This paper analyzes the institution of benefit payments from the constitutional economics point of view. Benefit payments cannot be legitimized only by the veil of uncertainty about the personal future income position. From the constitutional economics perspective, they are only justified if externalities of poverty as a genuine public good problem are taken into account. A system of public benefit payments raise up two problems: first it has to overcome the problem of free-riding with regard to transfer payments, and secondly it should not provide incentives for the beneficiary to restrain the own efforts to work.
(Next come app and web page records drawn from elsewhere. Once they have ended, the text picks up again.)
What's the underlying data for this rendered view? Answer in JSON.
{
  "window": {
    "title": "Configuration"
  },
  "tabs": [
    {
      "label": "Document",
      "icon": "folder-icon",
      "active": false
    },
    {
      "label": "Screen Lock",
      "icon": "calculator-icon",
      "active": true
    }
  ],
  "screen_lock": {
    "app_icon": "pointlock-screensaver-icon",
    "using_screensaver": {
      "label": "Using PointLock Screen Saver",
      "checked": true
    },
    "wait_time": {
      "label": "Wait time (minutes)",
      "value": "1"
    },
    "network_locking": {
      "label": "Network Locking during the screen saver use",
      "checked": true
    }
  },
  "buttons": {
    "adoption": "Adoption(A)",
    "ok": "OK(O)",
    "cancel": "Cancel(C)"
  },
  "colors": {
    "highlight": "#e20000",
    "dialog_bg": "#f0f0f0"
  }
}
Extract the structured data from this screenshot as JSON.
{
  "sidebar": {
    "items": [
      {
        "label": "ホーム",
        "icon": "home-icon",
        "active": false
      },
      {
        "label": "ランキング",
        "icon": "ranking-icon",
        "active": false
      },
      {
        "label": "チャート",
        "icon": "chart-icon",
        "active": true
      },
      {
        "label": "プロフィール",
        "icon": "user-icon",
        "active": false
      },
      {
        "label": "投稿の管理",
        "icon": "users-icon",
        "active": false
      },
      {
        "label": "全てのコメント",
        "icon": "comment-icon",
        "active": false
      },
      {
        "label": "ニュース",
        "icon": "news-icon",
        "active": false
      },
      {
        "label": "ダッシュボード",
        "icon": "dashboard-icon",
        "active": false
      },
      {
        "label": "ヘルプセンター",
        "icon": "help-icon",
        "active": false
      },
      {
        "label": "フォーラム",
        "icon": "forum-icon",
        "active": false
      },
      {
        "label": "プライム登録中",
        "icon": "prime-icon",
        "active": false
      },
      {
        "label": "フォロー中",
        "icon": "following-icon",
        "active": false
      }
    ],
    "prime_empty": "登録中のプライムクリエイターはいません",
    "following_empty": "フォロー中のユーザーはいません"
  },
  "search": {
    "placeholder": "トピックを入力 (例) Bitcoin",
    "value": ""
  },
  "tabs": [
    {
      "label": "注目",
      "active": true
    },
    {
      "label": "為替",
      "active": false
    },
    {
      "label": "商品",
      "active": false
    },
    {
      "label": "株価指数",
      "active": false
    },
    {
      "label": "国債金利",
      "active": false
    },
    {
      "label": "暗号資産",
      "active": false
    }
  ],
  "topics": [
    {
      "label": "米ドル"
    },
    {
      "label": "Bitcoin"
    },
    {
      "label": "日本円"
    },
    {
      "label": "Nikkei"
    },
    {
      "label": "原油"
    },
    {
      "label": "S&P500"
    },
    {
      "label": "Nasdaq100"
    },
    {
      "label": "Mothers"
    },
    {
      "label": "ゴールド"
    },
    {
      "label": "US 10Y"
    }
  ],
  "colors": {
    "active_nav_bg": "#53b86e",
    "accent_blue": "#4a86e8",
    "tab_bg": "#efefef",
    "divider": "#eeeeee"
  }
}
Hence a double commitment is necessary: On the one hand, this commitment must regulate, in which way a citizen is engaged in the financing transfer payments, and on the other hand it has to include obligations for the potential recipients of the transfer payments to immediately return to working life.
© 2003 by Lucius & Lucius, Stuttgart